Mantashe: Mkhwebane overreaching her powers with Reserve Bank plan
The matter relates to funds misappropriated during the apartheid era given as a lifeboat to bankorp which was later purchased by Absa bank.
JOHANNESBURG – African National Congress (ANC) Secretary General Gwede Mantashe has told Eyewitness News the Public Protector has overreached her power by pronouncing that she wants to change the Reserve Bank’s monetary policy.
On Monday, Advocate Busiswe Mkhwebane said the Reserve Bank had failed in its duties to protect the public by not ensuring that Absa Bank repaid an apartheid-era bailout given to failed bank Bankorp.
The matter relates to funds misappropriated during the apartheid era given as a lifeboat to Bankorp which was later purchased by Absa Bank.
Mantashe says the Reserve Bank was right to take the Public Protector’s decision on review.
“On the powers of the Reserve Bank and the Constitution, I think that’s Public Protector overreach. The Reserve Bank is right in reviewing it because that’s the only way you can challenge this, you can review properly.”
Mantashe says the Reserve Bank’s credibility is still intact and should not be tampered with.
“The Reserve Bank is doing its work. The mistake we can commit in South Africa, which is popular, is to play around with the institution that gives us credibility and we lose that credibility immediately, we’ll battle economically.”
Mkhwebane has defended her decision.
“It says the Chairperson of the portfolio committee on Justice and Correctional Services must initiate that will result in the amendment of Section 224; initiate the process.
“This is still a process and I’m not saying these are the proposals, they can deliberate on that and decide if they are amending or not.”
Mkhwebane says it's up to the courts to decide if she's overreached her mandate by recommending that the Reserve Bank should change its mandate on monetary policy.
Mkhwebane says she's noted the bank's decision to challenge her recommendation.

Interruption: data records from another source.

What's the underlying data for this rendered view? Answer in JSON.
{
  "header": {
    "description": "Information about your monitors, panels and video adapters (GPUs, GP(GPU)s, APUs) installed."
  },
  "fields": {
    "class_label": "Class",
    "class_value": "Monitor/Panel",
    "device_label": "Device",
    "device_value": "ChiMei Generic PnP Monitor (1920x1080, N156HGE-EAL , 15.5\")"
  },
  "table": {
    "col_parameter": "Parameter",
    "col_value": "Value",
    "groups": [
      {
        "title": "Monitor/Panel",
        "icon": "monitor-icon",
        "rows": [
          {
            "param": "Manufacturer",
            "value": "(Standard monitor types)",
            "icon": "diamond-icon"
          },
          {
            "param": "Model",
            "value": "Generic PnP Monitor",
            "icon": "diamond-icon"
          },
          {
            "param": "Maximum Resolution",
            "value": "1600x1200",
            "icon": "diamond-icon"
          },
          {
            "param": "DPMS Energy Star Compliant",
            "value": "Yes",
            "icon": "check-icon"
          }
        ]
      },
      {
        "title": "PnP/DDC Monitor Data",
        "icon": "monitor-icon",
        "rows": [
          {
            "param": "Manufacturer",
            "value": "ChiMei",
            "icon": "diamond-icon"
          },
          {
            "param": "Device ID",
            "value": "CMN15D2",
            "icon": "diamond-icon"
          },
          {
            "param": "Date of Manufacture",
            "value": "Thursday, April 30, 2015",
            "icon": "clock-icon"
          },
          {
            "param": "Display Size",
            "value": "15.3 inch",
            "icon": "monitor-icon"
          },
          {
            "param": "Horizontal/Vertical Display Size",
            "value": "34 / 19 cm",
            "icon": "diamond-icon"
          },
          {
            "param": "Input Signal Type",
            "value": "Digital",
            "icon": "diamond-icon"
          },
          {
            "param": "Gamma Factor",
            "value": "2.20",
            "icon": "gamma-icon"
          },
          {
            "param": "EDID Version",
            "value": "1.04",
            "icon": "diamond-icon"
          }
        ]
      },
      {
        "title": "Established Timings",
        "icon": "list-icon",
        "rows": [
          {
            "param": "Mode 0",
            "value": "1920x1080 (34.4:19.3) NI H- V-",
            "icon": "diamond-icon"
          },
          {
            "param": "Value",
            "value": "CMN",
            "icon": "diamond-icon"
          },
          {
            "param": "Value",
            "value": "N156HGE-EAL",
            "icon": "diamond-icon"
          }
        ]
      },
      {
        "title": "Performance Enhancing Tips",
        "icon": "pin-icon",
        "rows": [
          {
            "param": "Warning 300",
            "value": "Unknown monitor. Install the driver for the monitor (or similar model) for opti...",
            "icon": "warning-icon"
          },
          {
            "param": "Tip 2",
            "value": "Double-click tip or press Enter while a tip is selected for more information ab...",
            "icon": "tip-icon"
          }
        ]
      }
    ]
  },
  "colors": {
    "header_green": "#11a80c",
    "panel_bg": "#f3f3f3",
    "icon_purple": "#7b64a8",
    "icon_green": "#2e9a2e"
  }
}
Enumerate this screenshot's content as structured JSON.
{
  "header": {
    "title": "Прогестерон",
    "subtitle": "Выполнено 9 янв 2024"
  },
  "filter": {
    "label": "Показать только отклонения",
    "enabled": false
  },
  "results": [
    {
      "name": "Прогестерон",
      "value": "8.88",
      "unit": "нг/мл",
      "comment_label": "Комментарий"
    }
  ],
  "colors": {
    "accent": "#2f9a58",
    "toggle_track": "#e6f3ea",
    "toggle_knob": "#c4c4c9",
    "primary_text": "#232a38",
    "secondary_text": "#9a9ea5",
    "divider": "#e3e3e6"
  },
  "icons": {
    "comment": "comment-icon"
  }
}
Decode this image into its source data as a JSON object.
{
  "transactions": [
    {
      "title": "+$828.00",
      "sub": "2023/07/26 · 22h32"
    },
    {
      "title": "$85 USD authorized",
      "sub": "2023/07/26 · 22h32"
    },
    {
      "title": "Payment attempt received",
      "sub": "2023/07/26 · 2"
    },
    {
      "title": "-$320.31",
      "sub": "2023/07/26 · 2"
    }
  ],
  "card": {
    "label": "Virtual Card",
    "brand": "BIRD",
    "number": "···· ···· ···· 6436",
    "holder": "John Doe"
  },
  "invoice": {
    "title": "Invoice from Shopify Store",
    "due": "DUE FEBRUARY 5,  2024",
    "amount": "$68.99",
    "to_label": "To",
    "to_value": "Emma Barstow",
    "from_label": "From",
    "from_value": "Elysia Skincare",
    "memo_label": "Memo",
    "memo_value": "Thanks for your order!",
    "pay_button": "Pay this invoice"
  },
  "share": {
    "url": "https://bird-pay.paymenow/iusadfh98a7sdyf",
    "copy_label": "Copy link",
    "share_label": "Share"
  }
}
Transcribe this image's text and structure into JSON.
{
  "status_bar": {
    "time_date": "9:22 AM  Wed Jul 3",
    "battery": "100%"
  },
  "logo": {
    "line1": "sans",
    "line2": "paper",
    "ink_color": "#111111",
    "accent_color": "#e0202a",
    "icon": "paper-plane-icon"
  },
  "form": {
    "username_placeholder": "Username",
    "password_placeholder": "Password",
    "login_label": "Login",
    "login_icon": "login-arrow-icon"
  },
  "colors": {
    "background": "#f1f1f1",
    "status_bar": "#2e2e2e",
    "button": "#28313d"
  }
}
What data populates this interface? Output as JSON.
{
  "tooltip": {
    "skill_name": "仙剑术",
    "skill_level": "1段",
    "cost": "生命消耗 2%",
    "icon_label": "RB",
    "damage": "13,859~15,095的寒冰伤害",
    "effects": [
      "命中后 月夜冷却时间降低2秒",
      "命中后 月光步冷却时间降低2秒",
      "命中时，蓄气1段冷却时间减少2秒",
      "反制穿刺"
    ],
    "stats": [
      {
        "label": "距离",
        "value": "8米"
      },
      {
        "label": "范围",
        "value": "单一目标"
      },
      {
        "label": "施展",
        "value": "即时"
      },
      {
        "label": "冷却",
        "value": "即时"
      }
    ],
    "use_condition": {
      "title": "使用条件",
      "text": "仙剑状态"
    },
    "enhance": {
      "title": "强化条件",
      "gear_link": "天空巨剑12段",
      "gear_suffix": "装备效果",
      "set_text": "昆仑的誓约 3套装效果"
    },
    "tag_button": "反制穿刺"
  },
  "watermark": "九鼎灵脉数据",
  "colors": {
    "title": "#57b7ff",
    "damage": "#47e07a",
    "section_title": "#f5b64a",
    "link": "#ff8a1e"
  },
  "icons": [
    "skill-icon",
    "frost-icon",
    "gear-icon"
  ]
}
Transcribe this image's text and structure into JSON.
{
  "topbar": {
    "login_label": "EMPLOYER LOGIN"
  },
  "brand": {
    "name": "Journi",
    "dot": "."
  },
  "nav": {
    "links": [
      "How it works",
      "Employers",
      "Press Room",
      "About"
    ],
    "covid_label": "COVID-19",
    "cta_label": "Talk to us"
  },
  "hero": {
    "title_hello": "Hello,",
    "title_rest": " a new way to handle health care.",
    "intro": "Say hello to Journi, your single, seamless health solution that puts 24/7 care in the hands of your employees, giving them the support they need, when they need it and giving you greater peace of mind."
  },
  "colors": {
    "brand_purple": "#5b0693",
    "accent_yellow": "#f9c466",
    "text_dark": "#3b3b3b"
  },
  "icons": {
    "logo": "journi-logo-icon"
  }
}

“The court is there to interpret the law. I have seen the Reserve Bank intends to take this matter on judicial review. I think it’s within their right to do that. It’s for the court to decide whether I’ve reached my mandate.”